While the season is slowing down a bit, there are still buyers out there looking for the right house… and there are a lot of great houses on the market.

So how was the real estate market in October?
The first report shows units sold, the second presents the median prices.

I suppose the most notable statistic -- there were NO sales in Kenilworth during the month of October. As you can see, in general sales slowed down in October as compared to last year. The months of inventory on the first chart is a better way of measuring progress. Anything less than 6 months is considered a sellers' market -- anything more than 8 months is considered a buyers' market. As you can see, it's somewhat inconsistent on the North Shore. Most of the communities are doing pretty well. Lake Forest and Kenilworth continue to struggle a bit.

In the next chart I show the high-end sales for each community. Lake Forest had the highest sale with an elegant neo-classical home was designed by renowned architect John Volk.

There are currently 221 houses for sale on the North Shore that are priced greater than $2M. During the month of October, 5 houses closed in this price range:
Sold This Month
# for Sale
Highland Park
Lake Forest
Lake Bluff

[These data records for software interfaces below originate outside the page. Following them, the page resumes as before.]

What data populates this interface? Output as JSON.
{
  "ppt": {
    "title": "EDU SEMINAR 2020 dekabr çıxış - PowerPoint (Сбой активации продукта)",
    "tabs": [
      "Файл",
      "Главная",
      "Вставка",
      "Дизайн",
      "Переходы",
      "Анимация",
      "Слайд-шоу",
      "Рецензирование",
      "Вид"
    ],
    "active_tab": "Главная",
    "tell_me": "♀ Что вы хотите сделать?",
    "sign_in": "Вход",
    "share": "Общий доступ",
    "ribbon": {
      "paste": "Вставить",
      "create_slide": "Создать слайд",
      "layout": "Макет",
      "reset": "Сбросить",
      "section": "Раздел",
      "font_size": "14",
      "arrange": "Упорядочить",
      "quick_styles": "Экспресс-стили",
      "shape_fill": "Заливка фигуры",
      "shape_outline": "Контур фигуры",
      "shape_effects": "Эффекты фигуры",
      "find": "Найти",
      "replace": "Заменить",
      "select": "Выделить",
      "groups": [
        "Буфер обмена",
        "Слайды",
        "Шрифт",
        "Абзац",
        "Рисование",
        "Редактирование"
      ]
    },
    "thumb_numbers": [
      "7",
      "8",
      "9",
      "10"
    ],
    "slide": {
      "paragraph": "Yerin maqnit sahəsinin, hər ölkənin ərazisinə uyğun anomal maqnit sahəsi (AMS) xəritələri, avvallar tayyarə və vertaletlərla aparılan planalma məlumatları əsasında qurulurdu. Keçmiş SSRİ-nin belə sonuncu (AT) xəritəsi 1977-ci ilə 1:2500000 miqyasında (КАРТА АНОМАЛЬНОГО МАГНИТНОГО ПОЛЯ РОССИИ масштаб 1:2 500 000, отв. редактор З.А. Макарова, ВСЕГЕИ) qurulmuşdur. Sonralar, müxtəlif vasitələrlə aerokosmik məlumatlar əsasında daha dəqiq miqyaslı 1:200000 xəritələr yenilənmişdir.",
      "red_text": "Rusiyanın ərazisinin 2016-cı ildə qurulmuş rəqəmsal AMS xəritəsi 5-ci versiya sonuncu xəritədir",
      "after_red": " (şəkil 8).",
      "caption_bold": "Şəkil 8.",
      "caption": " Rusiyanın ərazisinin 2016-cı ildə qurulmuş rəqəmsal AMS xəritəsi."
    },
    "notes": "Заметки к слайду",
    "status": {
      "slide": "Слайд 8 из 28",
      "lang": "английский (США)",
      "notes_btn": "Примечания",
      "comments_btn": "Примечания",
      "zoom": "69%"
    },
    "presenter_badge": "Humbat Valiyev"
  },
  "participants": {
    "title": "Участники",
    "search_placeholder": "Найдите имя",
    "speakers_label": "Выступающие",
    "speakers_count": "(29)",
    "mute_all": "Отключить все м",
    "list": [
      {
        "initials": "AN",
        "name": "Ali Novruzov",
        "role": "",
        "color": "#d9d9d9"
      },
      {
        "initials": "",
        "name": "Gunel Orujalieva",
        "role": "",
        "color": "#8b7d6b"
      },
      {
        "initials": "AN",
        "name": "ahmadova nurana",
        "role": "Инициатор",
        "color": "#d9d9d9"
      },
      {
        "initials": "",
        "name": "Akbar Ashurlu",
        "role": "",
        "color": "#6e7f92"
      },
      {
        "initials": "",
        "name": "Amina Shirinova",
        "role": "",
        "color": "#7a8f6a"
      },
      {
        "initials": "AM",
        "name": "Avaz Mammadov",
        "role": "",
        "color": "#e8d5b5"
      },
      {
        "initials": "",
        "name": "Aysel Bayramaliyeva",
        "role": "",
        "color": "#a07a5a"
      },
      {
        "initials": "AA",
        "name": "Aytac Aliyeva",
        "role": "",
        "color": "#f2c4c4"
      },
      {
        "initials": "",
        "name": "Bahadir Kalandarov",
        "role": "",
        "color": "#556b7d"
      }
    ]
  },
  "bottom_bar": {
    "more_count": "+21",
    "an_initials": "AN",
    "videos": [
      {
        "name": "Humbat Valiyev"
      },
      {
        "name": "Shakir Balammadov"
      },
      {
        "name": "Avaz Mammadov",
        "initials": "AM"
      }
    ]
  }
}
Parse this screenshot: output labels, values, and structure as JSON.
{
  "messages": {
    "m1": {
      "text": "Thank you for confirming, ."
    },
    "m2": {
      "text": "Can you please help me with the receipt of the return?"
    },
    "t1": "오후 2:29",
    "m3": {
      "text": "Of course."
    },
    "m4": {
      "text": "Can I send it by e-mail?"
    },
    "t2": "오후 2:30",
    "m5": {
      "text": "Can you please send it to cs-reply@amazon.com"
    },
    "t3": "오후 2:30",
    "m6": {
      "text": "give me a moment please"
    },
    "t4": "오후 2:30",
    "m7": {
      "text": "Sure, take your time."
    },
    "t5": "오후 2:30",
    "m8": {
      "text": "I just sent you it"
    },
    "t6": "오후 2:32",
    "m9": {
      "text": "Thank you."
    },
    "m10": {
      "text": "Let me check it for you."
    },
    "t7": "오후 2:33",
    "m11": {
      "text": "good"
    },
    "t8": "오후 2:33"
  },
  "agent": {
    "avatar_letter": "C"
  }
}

The market continues along. Have a wonderful Thanksgiving.

Source: MRED (Midwest Real Estate Data) Multiple Listing Service